Josh went over to Ben.  When he saw the massive horse coming towards him, Ben’s expression changed from shock to naked fear.

     “What’s you looking like that for Ben?  I’s not gonna ‘urt you,”  Josh said.  He continued:

    “Now you’s saying something about not competing in this ‘orseshow wasn’t you?”  He asked.  Ben, startled by Josh’s sudden change of tack stammered:

     “Yes, yes, I was, we both were!  Stroller and me that is.”  Silver asked:

     “’ow does you propose to get out of this ‘orseshow then?”

     “Hadn’t really thought of that,”  Stroller admitted.  Stamping his right hind foot in anger Ben declared that:

     “I don’t know how we’re gonna get out of it, but Stroller and I are not competing in that show if that horrid Field horse is there!”

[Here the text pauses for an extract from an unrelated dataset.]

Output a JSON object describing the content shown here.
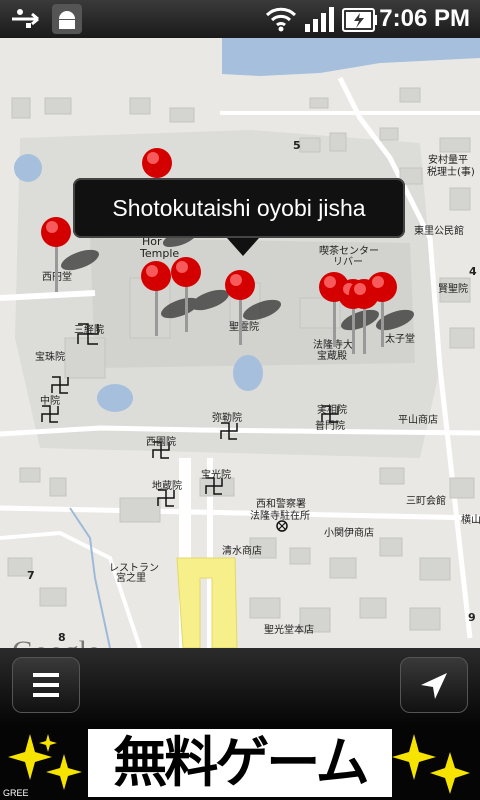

     “You is passionate isn’t you,”  Silver observed.

    “Yes we is, I mean are, I mean is.  Oh no!  I don’t know what I mean now!  Why d’you have to corrupt the English language Silver!”  Stroller whinnied.

     “You’s so funny you know Stroller,”  she laughed.  Stroller smiled at her.

    “So what’re we gonna do?  Where’re we gonna go?”  Ben asked.

     “We can’t stay here all day,”  Stroller replied.

     “Thank you Stroller,”  Ben said sarcastically.

     “I knows where we can go,”  Silver said.

     “Where?”  Ben asked eagerly.

     “Felixstowe,”  Silver replied.

     “Felixstowe Silver?”  Josh asked, “That’s a bit drastic ain’t it just for a few hours?”

     “You come up with a better solution then!”  Silver snapped.

     “Sorry Silver, but, well, I ‘aven’t got one,”  Josh admitted.  It was the middle of March now, Christmas and all the other festivities had passed off without much note by us horses, so Silver’s suggestion that Stroller and Ben remove whole sale to Felixstowe was not as crazy as it first sounded.

     “Anyway, I ‘ates the smell of chip shops,”  Josh moaned,  “Them smells of frying fat and I ‘ate it!”

      “Right, Silver said, “’ow abo